The Nantlle Ridge is without a doubt, one of the more spectacular routes in Snowdonia. While many think of the Nantlle Ridge as a linear route with problems in returning (even suggesting a road return in some cases!) you merely need to descend to the beautiful Cwm Pennant and return over Bwlch y Ddwy Elor to get to Rhyd Ddu. A little more climbing, but nothing beyond the average hill walker looking for a full day’s walking. You can also walk a Nantlle Ridge Short circular walk from Rhyd Ddu if you’re looking for a good half day’s walk instead.
Moel Hebog is Beddgelert’s very own mountain. It’s a very popular hill, but worth the climb. Just don’t go up and down like all the tourists, make the most of this by turning it into a worthwhile little circuit. The full loop takes in Moel Hebog before descending Moel yr Ogof and Moel Lefn and returning via the forest to the start. You can also finish the walk at Rhyd Ddu or even a Meillionen if you wanted a walk between two stations.
Yr Aran is often the bridesmaid. It falls under Snowdon’s shadow and usually ignored, which is fine for those of us looking for a bit of quiet.

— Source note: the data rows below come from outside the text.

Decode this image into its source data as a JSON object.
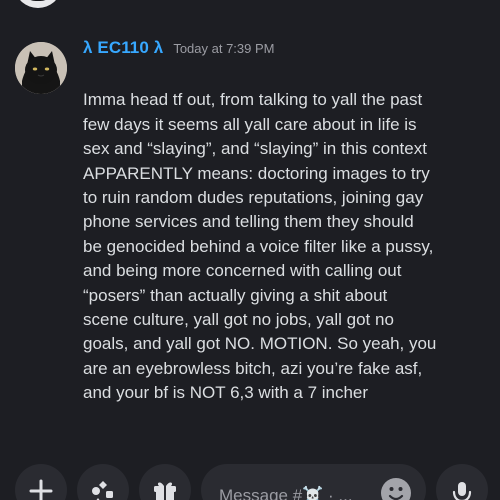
{
  "message": {
    "username": "λ EC110 λ",
    "timestamp": "Today at 7:39 PM",
    "lines": [
      "Imma head tf out, from talking to yall the past",
      "few days it seems  all yall care about in life is",
      "sex and “slaying”, and “slaying” in this context",
      "APPARENTLY means: doctoring images to try",
      "to ruin random dudes reputations, joining gay",
      "phone services and telling them they should",
      "be genocided behind a voice filter like a pussy,",
      "and being more concerned with calling out",
      "“posers” than actually giving a shit about",
      "scene culture, yall got no jobs, yall got no",
      "goals, and yall got NO. MOTION. So yeah, you",
      "are an eyebrowless bitch, azi you’re fake asf,",
      "and your bf is NOT 6,3 with a 7 incher"
    ],
    "avatar_icon": "black-cat-avatar-icon",
    "username_color": "#37a8ff"
  },
  "composer": {
    "placeholder": "Message #☠️ · ...",
    "buttons": {
      "plus": "plus-icon",
      "apps": "apps-icon",
      "gift": "gift-icon",
      "emoji": "emoji-icon",
      "mic": "microphone-icon"
    }
  },
  "colors": {
    "background": "#1d1e23",
    "panel": "#2a2b31",
    "text": "#dbdee1",
    "muted": "#9b9ca3"
  }
}
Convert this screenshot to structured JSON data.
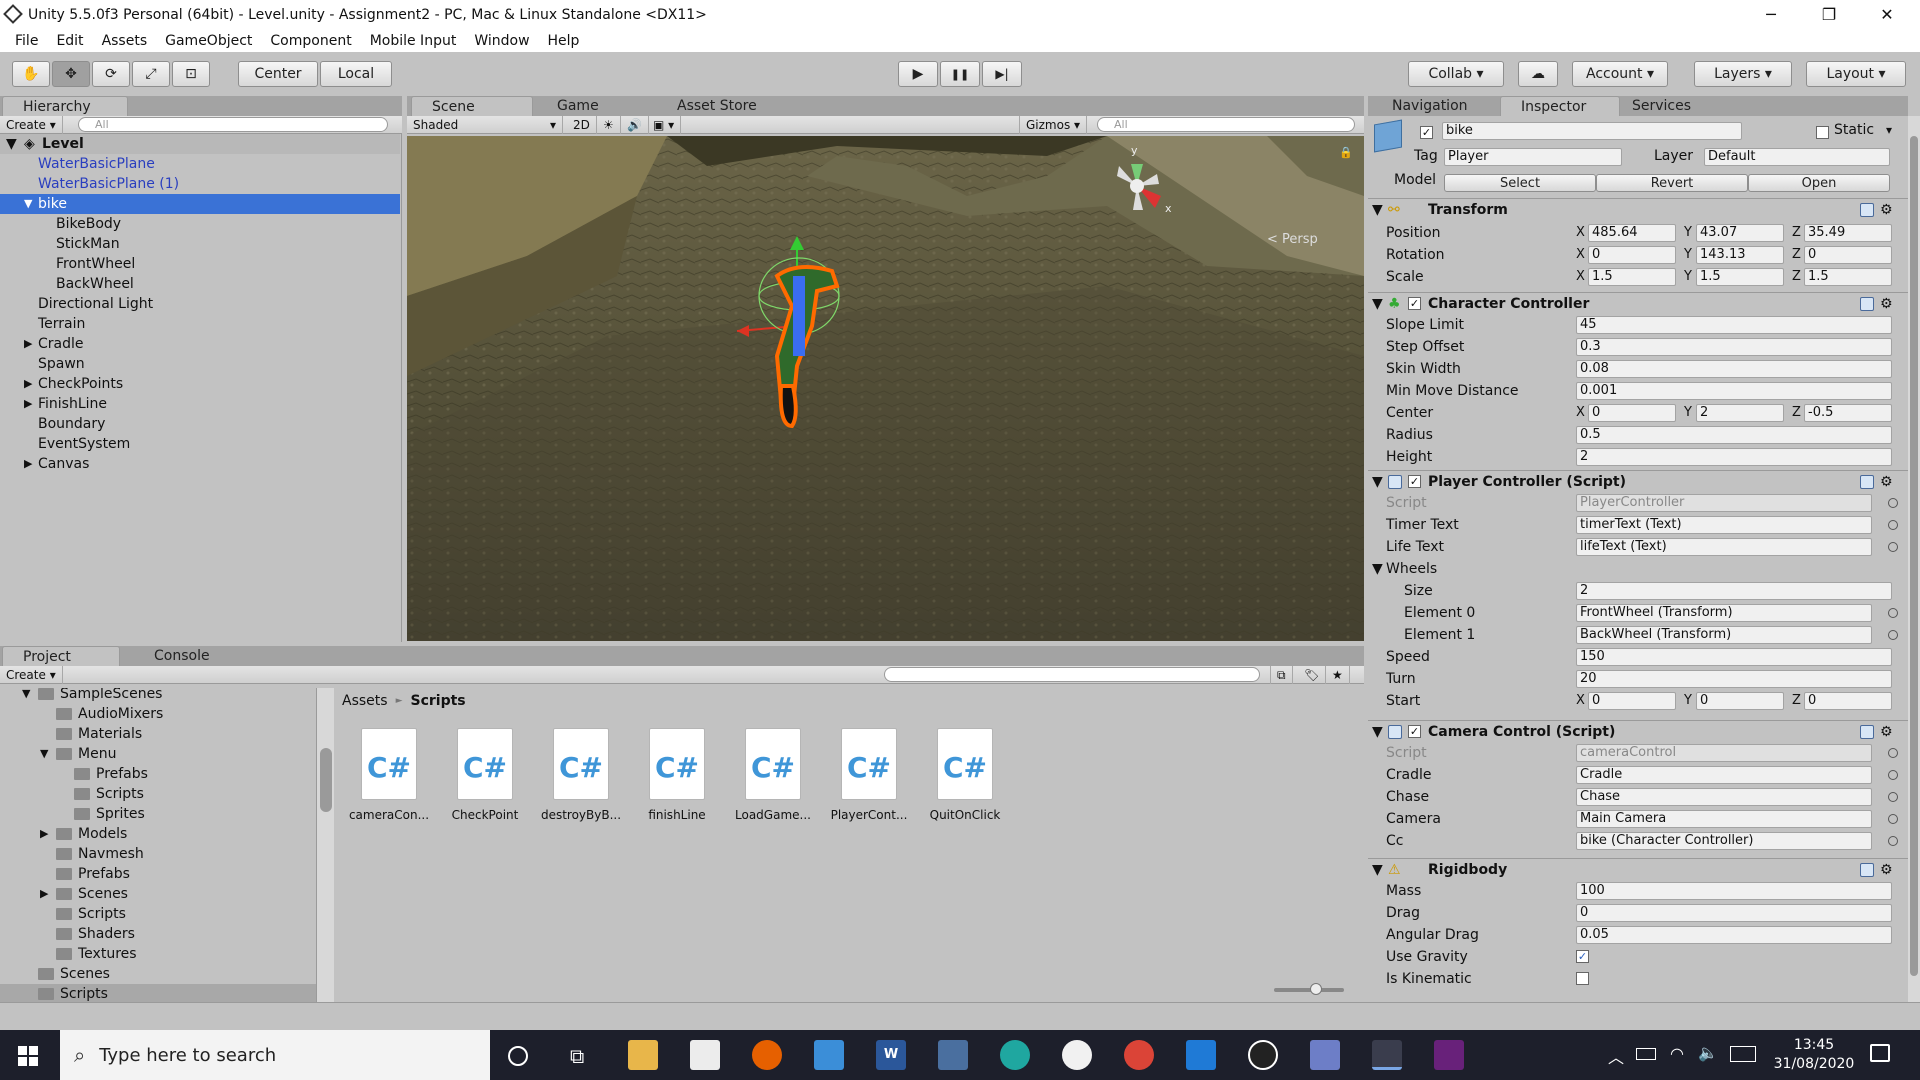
{
  "window": {
    "title": "Unity 5.5.0f3 Personal (64bit) - Level.unity - Assignment2 - PC, Mac & Linux Standalone <DX11>",
    "minimize": "─",
    "maximize": "❐",
    "close": "✕"
  },
  "menu": [
    "File",
    "Edit",
    "Assets",
    "GameObject",
    "Component",
    "Mobile Input",
    "Window",
    "Help"
  ],
  "toolbar": {
    "center": "Center",
    "local": "Local",
    "collab": "Collab",
    "account": "Account",
    "layers": "Layers",
    "layout": "Layout",
    "play": "▶",
    "pause": "❚❚",
    "step": "▶|"
  },
  "hierarchy": {
    "tab": "Hierarchy",
    "create": "Create",
    "search_placeholder": "All",
    "scene": "Level",
    "items": [
      {
        "label": "WaterBasicPlane",
        "indent": 1,
        "prefab": true,
        "arrow": ""
      },
      {
        "label": "WaterBasicPlane (1)",
        "indent": 1,
        "prefab": true,
        "arrow": ""
      },
      {
        "label": "bike",
        "indent": 1,
        "selected": true,
        "arrow": "▼"
      },
      {
        "label": "BikeBody",
        "indent": 2,
        "arrow": ""
      },
      {
        "label": "StickMan",
        "indent": 2,
        "arrow": ""
      },
      {
        "label": "FrontWheel",
        "indent": 2,
        "arrow": ""
      },
      {
        "label": "BackWheel",
        "indent": 2,
        "arrow": ""
      },
      {
        "label": "Directional Light",
        "indent": 1,
        "arrow": ""
      },
      {
        "label": "Terrain",
        "indent": 1,
        "arrow": ""
      },
      {
        "label": "Cradle",
        "indent": 1,
        "arrow": "▶"
      },
      {
        "label": "Spawn",
        "indent": 1,
        "arrow": ""
      },
      {
        "label": "CheckPoints",
        "indent": 1,
        "arrow": "▶"
      },
      {
        "label": "FinishLine",
        "indent": 1,
        "arrow": "▶"
      },
      {
        "label": "Boundary",
        "indent": 1,
        "arrow": ""
      },
      {
        "label": "EventSystem",
        "indent": 1,
        "arrow": ""
      },
      {
        "label": "Canvas",
        "indent": 1,
        "arrow": "▶"
      }
    ]
  },
  "scene": {
    "tabs": [
      "Scene",
      "Game",
      "Asset Store"
    ],
    "shading": "Shaded",
    "mode2d": "2D",
    "gizmos": "Gizmos",
    "search_placeholder": "All",
    "persp": "< Persp",
    "axis_y": "y",
    "axis_x": "x"
  },
  "project": {
    "tabs": [
      "Project",
      "Console"
    ],
    "create": "Create",
    "breadcrumb_root": "Assets",
    "breadcrumb_sep": "►",
    "breadcrumb_current": "Scripts",
    "tree": [
      {
        "label": "SampleScenes",
        "indent": 1,
        "arrow": "▼"
      },
      {
        "label": "AudioMixers",
        "indent": 2,
        "arrow": ""
      },
      {
        "label": "Materials",
        "indent": 2,
        "arrow": ""
      },
      {
        "label": "Menu",
        "indent": 2,
        "arrow": "▼"
      },
      {
        "label": "Prefabs",
        "indent": 3,
        "arrow": ""
      },
      {
        "label": "Scripts",
        "indent": 3,
        "arrow": ""
      },
      {
        "label": "Sprites",
        "indent": 3,
        "arrow": ""
      },
      {
        "label": "Models",
        "indent": 2,
        "arrow": "▶"
      },
      {
        "label": "Navmesh",
        "indent": 2,
        "arrow": ""
      },
      {
        "label": "Prefabs",
        "indent": 2,
        "arrow": ""
      },
      {
        "label": "Scenes",
        "indent": 2,
        "arrow": "▶"
      },
      {
        "label": "Scripts",
        "indent": 2,
        "arrow": ""
      },
      {
        "label": "Shaders",
        "indent": 2,
        "arrow": ""
      },
      {
        "label": "Textures",
        "indent": 2,
        "arrow": ""
      },
      {
        "label": "Scenes",
        "indent": 1,
        "arrow": ""
      },
      {
        "label": "Scripts",
        "indent": 1,
        "arrow": "",
        "selected": true
      }
    ],
    "assets": [
      "cameraCon...",
      "CheckPoint",
      "destroyByB...",
      "finishLine",
      "LoadGame...",
      "PlayerCont...",
      "QuitOnClick"
    ],
    "cs_glyph": "C#"
  },
  "inspector": {
    "tabs": [
      "Navigation",
      "Inspector",
      "Services"
    ],
    "object_name": "bike",
    "static_label": "Static",
    "tag_label": "Tag",
    "tag": "Player",
    "layer_label": "Layer",
    "layer": "Default",
    "model_label": "Model",
    "select": "Select",
    "revert": "Revert",
    "open": "Open",
    "transform": {
      "title": "Transform",
      "position": {
        "label": "Position",
        "x": "485.64",
        "y": "43.07",
        "z": "35.49"
      },
      "rotation": {
        "label": "Rotation",
        "x": "0",
        "y": "143.13",
        "z": "0"
      },
      "scale": {
        "label": "Scale",
        "x": "1.5",
        "y": "1.5",
        "z": "1.5"
      }
    },
    "charctrl": {
      "title": "Character Controller",
      "slope_label": "Slope Limit",
      "slope": "45",
      "step_label": "Step Offset",
      "step": "0.3",
      "skin_label": "Skin Width",
      "skin": "0.08",
      "minmove_label": "Min Move Distance",
      "minmove": "0.001",
      "center_label": "Center",
      "cx": "0",
      "cy": "2",
      "cz": "-0.5",
      "radius_label": "Radius",
      "radius": "0.5",
      "height_label": "Height",
      "height": "2"
    },
    "player": {
      "title": "Player Controller (Script)",
      "script_label": "Script",
      "script": "PlayerController",
      "timer_label": "Timer Text",
      "timer": "timerText (Text)",
      "life_label": "Life Text",
      "life": "lifeText (Text)",
      "wheels_label": "Wheels",
      "size_label": "Size",
      "size": "2",
      "el0_label": "Element 0",
      "el0": "FrontWheel (Transform)",
      "el1_label": "Element 1",
      "el1": "BackWheel (Transform)",
      "speed_label": "Speed",
      "speed": "150",
      "turn_label": "Turn",
      "turn": "20",
      "start_label": "Start",
      "sx": "0",
      "sy": "0",
      "sz": "0"
    },
    "camera": {
      "title": "Camera Control (Script)",
      "script_label": "Script",
      "script": "cameraControl",
      "cradle_label": "Cradle",
      "cradle": "Cradle",
      "chase_label": "Chase",
      "chase": "Chase",
      "camera_label": "Camera",
      "camera": "Main Camera",
      "cc_label": "Cc",
      "cc": "bike (Character Controller)"
    },
    "rigidbody": {
      "title": "Rigidbody",
      "mass_label": "Mass",
      "mass": "100",
      "drag_label": "Drag",
      "drag": "0",
      "adrag_label": "Angular Drag",
      "adrag": "0.05",
      "gravity_label": "Use Gravity",
      "gravity_checked": "✓",
      "kinematic_label": "Is Kinematic"
    }
  },
  "taskbar": {
    "search_placeholder": "Type here to search",
    "time": "13:45",
    "date": "31/08/2020"
  },
  "colors": {
    "selection": "#3a72d6",
    "prefab_text": "#2a3fbf",
    "taskbar": "#1d1f2b"
  }
}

In any other situation it would be a highly popular walk as we think it’s a fine little mountain. We suggest that you combine it with and ascent of Snowdon via the South Ridge for a full day out.
Snowdon’s South Ridge isn’t even recognises as one of the paths up Snowdon – that just goes to show how little some people know Wales’s highest mountain! It is without doubt the best walking route up Yr Wyddfa, boasting a steady ridge walk that culminates in the magnificent ridge of Bwlch Main. The Rhyd Ddu path claims Bwlch Main as it’s own route, but this lesser officially recognised route joins the South Ridge Path here – never the other way around! You can descend to the Snowdon Ranger halt, adding Moel Cynghorion onto the loop it if you want a slightly longer day.
The Snowdon Ranger path provides an alternative route up Wales’ highest mountain. This time from the quiet, straightforward Ranger path. Often understated, but thankfully quiet if not the most spectacular route up. You can descend to Rhyd Ddu via either the South Ridge or the Rhyd Ddu path.
Mynydd Mawr offers a good half day’s walking from Rhyd Ddu. The initial section in the forestry can be wet, and in places the path up is surprisingly eroded for what appears as a quiet walk. The final section to the summit is along a fine curved ridge, with extensive views. You can return via Llyn y Dywarchen for a more interesting end, but the section at Llwyn-y-forwyn between the forestry and lake can be particularly wet going. For added adventure, bag the minor crag of Clogwyn y Garreg, a proper undiscovered gem.
The route from Beddgelert is a fine, but lengthy walk that should fill a day. However, setting off from Nanmor the route is much more manageable and a bit more rewarding than the far too out and back walk up Cnicht from Croesor.
Dominating the town of Porthmadog is the lowly hill of Moel y Gest. Don’t let the modest height fool you though as this truly is a mountain in miniature. You can follow the long walk outlined above, or jusr partly as you can ascend the hill directly from Porthmadog.
Article originally published on: 23 May 2011 – updated and essentially re-written February 2020.